Running Dry: Oroville Lake community puts call out for tourists amid dropping water levels
OROVILLE, Calif. (KTVU) - California's drought is not only affecting homes, businesses and farms, but also recreation.
Lake Oroville is California's second largest reservoir after Shasta Lake, and a popular destination for boaters and fishermen.
Many of the City of Oroville's 16,000 residents rely on the tourists who come to town every summer to enjoy the lake.
But there have been fewer visitors.
Dramatic pictures of Lake Oroville have in some ways come to symbolize California's drought.
The side by side images of a full and nearly empty lake have spread across the Internet giving outsiders the impression the lake is almost dried up.
Oroville Chamber of Commerce president Claudia Knaus says that's hurting the area's economy.
"When people have the perception that there's no water, they don't come," she told KTVU. The lake is lower, but it's not dry, as some people might expect after seeing the pictures.
Bill Harper runs the Bidwell Canyon Marina and he says the perception and reality of the drought have caused a drop in business.
"Our attendance is probably down 40 percent, every bit of that," he told KTVU. "The drought is really impacting our business."
At this time of the year the lake level should be rising a foot a day thanks to spring runoff. With no snowpack, there's no runoff, and the lake is dropping a foot a day.
At capacity the lake covers about 15,000 acres. Right now there's about 10,000 acres of surface water which is still plenty for boaters. But the perception of a dried up hole where the lake should be persists.
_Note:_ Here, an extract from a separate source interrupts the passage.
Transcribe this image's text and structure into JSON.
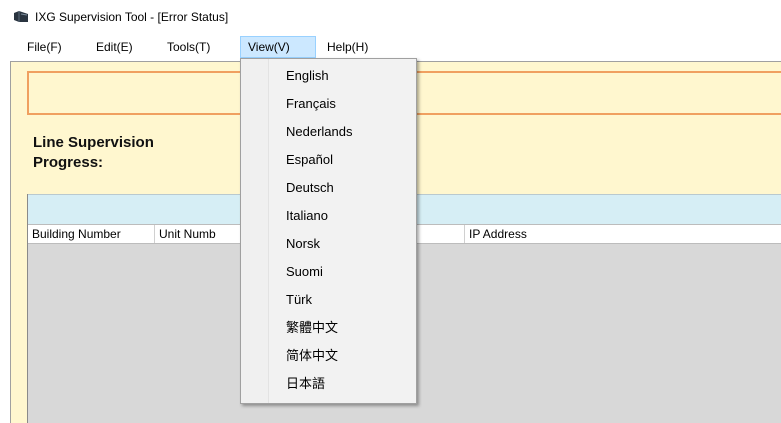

Knaus says the internet photos cut both ways.
"On the bright side it's gotten Lake Oroville to be known and people know the name but of course the drama of those pictures of the lake being so low doesn't look good at all."
As the lake level drops, access on boat ramps worsens. Paved ramps only reach so far and by the summer's end it will be impossible to get boats in and out of the water.
Marina operators have asked house boat owners to park their boats on shore if they're not using them, to make way for others as the lake surface shrinks.
Maddie Blackburn and her family from Granite Bay were loading up their ski boat recently in preparation for a weekend on Lake Oroville.
"The water's gone down a lot," she told KTVU.
"Actually last night we woke up and could see cables coming out more than we did even last night so the water's definitely going down a lot."
She says her family usually boats on Lake Oroville about ten times a summer.
This year they expect to make about three trips before the lake level falls so low they won't be able to get their boat in. "It will be sad," she said.
The expectation of lower lake levels is having a ripple effect across Oroville. Kiran Paragja runs a 69 room motel.
"We're hanging in there and we're trying to do the best we can," he told KTVU.
He says the motel is packed during fishing tournaments. He's wondering if those tournaments will continue.
"The worst thing that can happen is they cancel all the tournaments that are coming up and that might be a possibility because there's not going to be any rain coming," he said.
Back at Bidwell Canyon Marina, Bill Harper says he hasn't had to lay off any of his 40 employees - yet.
"We're just a small part of this drought but people really need to start saving water and they need to start doing it today," he said.
In the meantime the people of Oroville are trying to get the word out - they have water, at least for now.